It has long been known that having two copies of this "bad" gene puts a person at 100 times the normal risk of developing cancer.
Since most carriers of the gene do not know they have it, the researchers told the Associated Press yesterday, their work suggests that doctors should cover all women's breasts with lead shields during X-rays and use non-X-ray tests whenever possible.
The new study, published today in the New England Journal of Medicine, shows that having just one copy of the bad gene significantly increases the risk of breast cancer, which this year will strike 175,000 women. It also raises a man's overall risk of cancer 3.8 times and a woman's overall risk 3.5 times. Overall, about 2 million to 3 million Americans -- about 1.4 percent of the population -- are believed to carry one copy of the bad gene.
Whether mammograms, which use X-rays, specifically increase the risk of breast cancer in women carrying this gene has not yet been shown, the researchers said.
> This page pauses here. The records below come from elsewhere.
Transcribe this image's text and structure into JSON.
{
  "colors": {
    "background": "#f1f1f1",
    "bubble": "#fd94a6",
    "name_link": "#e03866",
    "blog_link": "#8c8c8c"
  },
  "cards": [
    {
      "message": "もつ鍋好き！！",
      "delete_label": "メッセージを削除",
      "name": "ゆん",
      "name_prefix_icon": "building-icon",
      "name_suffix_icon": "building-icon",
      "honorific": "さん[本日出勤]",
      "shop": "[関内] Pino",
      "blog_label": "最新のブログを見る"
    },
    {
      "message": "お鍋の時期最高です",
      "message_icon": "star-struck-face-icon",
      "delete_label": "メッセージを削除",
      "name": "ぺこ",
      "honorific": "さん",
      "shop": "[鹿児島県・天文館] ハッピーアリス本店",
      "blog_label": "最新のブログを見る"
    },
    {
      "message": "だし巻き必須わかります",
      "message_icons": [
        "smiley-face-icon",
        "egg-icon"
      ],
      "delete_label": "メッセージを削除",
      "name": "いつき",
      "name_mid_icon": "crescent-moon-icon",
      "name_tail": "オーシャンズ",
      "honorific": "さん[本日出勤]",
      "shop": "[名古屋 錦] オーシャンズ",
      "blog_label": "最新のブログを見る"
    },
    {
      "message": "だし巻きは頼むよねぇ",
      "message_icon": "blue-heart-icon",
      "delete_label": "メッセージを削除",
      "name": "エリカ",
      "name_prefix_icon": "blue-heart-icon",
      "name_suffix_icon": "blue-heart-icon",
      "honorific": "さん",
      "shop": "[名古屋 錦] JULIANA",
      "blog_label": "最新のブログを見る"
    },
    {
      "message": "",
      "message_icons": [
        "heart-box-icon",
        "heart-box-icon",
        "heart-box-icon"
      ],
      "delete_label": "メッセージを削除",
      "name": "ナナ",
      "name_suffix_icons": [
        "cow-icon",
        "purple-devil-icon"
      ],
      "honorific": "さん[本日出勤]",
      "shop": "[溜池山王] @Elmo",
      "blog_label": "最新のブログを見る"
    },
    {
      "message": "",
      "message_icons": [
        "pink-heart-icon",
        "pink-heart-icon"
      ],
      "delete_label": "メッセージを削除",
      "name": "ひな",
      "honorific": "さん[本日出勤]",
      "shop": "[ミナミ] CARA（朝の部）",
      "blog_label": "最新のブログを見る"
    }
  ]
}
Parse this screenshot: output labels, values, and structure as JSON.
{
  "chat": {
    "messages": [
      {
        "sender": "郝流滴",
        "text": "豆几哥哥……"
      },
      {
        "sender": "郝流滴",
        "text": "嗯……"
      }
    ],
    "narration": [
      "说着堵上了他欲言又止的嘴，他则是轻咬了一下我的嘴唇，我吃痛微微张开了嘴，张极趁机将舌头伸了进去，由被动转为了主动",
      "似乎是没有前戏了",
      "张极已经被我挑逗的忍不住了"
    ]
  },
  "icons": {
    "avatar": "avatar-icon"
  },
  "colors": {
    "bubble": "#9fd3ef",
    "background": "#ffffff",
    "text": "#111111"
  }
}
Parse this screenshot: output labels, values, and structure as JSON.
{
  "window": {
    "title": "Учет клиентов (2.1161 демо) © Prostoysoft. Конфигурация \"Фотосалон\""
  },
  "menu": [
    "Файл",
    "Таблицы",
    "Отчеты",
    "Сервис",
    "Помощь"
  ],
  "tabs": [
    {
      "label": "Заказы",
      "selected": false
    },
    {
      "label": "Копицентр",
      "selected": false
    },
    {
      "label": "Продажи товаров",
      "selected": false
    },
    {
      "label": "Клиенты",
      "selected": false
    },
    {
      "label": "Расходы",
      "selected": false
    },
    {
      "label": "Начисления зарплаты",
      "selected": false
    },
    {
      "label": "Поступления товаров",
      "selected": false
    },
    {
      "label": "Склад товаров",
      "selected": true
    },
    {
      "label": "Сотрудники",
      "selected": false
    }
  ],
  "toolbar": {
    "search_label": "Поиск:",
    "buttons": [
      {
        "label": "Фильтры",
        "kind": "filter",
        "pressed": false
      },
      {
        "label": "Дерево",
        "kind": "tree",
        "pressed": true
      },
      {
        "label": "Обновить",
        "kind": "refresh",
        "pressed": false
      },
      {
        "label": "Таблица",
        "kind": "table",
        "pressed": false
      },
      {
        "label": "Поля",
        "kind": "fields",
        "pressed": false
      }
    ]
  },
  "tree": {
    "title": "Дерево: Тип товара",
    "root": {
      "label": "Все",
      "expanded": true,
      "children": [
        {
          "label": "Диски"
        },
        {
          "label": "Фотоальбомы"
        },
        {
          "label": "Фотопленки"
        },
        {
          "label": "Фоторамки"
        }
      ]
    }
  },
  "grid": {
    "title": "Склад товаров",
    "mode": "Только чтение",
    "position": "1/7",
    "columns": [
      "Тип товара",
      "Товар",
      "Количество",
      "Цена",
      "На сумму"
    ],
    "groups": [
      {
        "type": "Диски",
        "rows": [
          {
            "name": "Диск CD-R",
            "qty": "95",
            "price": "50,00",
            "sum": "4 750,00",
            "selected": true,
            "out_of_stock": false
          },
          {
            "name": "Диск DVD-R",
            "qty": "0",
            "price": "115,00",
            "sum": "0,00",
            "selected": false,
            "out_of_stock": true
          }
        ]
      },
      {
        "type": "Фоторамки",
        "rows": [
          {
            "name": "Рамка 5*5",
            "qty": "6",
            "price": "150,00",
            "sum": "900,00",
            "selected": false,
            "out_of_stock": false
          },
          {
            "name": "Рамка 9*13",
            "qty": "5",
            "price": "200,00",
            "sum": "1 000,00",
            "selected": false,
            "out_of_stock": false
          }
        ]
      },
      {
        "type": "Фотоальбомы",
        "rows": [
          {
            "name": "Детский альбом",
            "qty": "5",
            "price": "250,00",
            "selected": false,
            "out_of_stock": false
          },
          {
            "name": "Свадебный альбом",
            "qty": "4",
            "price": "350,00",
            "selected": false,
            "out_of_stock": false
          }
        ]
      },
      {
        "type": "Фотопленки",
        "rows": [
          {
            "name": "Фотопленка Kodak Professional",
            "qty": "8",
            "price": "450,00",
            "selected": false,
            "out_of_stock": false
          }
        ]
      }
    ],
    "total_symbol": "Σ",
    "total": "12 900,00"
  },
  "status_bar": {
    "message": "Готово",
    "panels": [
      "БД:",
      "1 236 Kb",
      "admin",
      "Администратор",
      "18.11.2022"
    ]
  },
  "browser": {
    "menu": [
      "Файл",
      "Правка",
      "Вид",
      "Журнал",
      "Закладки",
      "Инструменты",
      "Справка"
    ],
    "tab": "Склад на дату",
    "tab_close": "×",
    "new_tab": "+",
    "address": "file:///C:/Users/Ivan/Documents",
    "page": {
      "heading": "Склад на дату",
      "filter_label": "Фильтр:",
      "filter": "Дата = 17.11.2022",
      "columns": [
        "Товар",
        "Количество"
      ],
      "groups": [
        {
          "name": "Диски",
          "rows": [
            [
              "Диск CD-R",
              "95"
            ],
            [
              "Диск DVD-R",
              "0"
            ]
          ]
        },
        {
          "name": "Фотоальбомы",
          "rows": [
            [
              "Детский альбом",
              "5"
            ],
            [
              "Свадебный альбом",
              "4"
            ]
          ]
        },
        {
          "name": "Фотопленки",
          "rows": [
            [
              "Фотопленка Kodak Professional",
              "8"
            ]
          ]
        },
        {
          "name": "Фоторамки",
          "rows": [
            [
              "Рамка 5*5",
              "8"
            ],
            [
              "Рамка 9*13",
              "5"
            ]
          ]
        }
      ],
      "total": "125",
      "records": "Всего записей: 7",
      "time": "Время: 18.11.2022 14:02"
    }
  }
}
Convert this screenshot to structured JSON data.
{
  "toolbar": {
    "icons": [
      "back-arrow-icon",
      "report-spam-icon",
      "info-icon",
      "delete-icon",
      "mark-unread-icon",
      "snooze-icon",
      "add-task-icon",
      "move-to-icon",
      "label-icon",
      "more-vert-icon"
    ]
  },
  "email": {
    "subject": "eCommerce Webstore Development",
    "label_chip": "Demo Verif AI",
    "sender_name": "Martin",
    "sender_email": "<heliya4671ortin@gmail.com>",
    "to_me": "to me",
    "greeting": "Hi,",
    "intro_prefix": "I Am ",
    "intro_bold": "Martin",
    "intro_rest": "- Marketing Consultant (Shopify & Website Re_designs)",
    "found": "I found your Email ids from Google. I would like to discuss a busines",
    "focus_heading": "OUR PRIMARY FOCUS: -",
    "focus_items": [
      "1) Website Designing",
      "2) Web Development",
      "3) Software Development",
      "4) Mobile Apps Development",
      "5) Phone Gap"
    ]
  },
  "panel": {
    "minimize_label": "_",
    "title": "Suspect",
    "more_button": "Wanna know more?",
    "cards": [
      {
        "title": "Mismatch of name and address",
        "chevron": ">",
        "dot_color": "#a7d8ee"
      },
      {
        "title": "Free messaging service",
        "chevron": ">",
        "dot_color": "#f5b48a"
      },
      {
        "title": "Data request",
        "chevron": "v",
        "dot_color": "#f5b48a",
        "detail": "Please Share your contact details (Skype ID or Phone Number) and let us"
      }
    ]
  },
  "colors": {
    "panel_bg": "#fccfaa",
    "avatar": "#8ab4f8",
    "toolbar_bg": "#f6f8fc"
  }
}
But the link between radiation and breast cancer is so striking in women carrying this gene, they said, that any woman who is a carrier should consider skipping mammograms and instead have periodic breast exams performed by a highly trained examiner, the researchers said.